There’s also one-time money from the lower chamber to map and analyze fish passage barriers as the state prioritizes removing those that block salmon and steelhead coming out of a recently upheld federal court case ($142,000), but none from the upper, he stated.
The upper chamber provides single-year appropriations for Skagit Valley elk management and fencing ($300,000), helping those filing for hydraulic permits, and to study whether an Alaska-style pink and chum salmon hatchery system model would be feasible in Washington ($750,000), while the House does not, he reported.
The House funds Lake Washington Ship Canal predation studies — initial testing last year suggested yellow perch and rock bass were impacting outmigrating smolts more than bass.
Senators also want to convene a joint state-federal-tribal-science board council to advise fishery comanagers before they make decisions on salmon and steelhead management, though they didn’t provide any money for it, Pamplin’s write-up said.
As for proposed Capital Budgets — money that goes towards construction and acquisition — both chambers do provide money for WDFW’s Soos Creek Hatchery on the Green River.
However, the House would fund all $2.9 million that WDFW requested to restore the facility built in 1901 and which produces 7.7 million fall Chinook and coho, the Senate only $1.8 million.
Both chambers provide $972,000 to design and permit raising the agency’s Wiley Slough dike near the mouth of the Skagit to protect nearby farms and homes.
But WDFW’s $1 million request to start planning how to boost hatchery salmon production at state facilities to benefit orcas — and anglers — wasn’t included by either the House or Senate, though Pamplin believes there’s some hope it will be partially funded “as a line-item in the operating budget.”

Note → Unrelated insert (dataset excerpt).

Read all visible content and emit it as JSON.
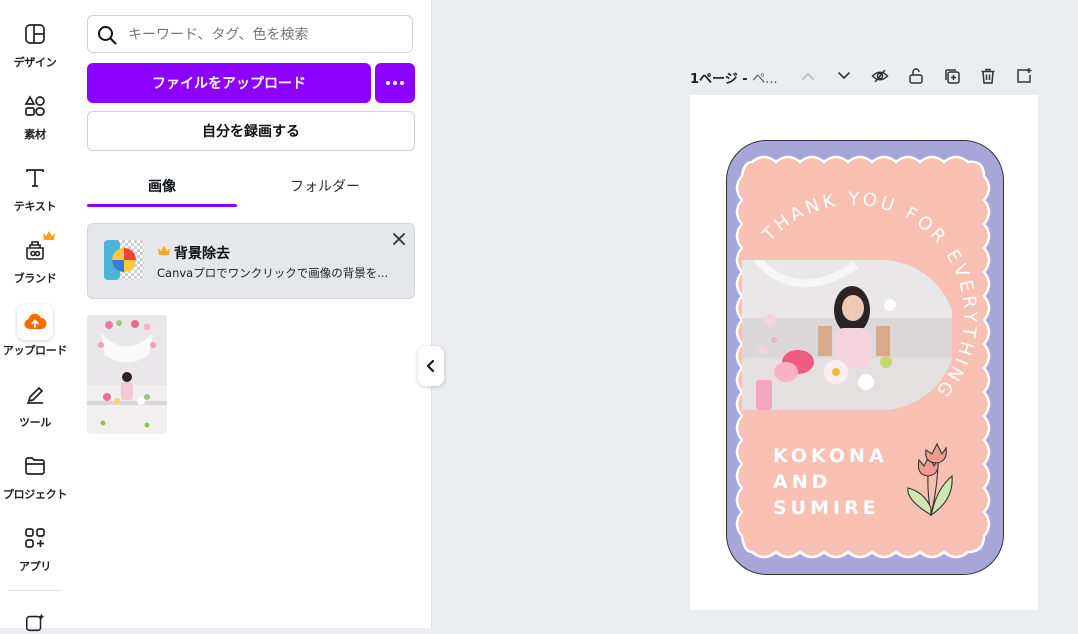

Puget Sound’s killer whales are simply going to die out if more Chinook are not made available to them asap, and the best way to do that will be through sharply spiked hatchery releases as decades-long habitat improvements slowly come on line and wild fish populations increase gradually over the long haul, assuming no new environmental catastrophes like The Blob occur.
In his all-staff message, Pamplin said WDFW’s strategy is to now work with budget writers in both chambers.
In the House that’s “to try to fix the gap in the current biennium to preserve our current work and staff,” he stated, and in the Senate “to increase the amount of ongoing appropriations in the next biennium, similar to the way the budget is constructed in the House proposal.”
For this session, WDFW consciously avoided running another fee bill and Pamplin et al were surprised when Inslee proposed one.
After the last one failed and the Columbia endorsement wasn’t extended following a controversial Fish and Wildlfie Commission vote, the agency took the tack that since much of its work also benefits the state as a whole, it would ask for money from the General Fund instead.
WDFW’s initial request included $12.9 million of those sales tax dollars to cover “maintenance level” increases such as lawmakers’ unfunded cost-of-living-allowance bump for biologists, wardens and others; $6.8 million for “emergent needs” such as items recently heaped on WDFW’s plate; and $6.6 million for “at-risk” work at select hatcheries, monitoring fisheries, customer service and other items.
During the Great Recession, WDFW’s General Fund contributions were cut sharply and have yet to fully return to previous levels — even as the state’s economy booms. Washington state natural resource agencies receive less than 1 percent of General Fund revenues.
While it’s commonly believed among sportsmen that license fees are perpetually rising, in fact there has not been an increase in the cost of a combo, deer tag or other fishing and hunting license since 2011, and this week’s proposals from legislators all but ensures there won’t be one in 2020 either.
Coming out of last year’s legislative session, in which WDFW faced a $31 million shortfall because license revenues and funding haven’t been able to keep up with growing costs, lawmakers provided $24 million in General Fund with the idea the issue would be looked at again during the 2020 session.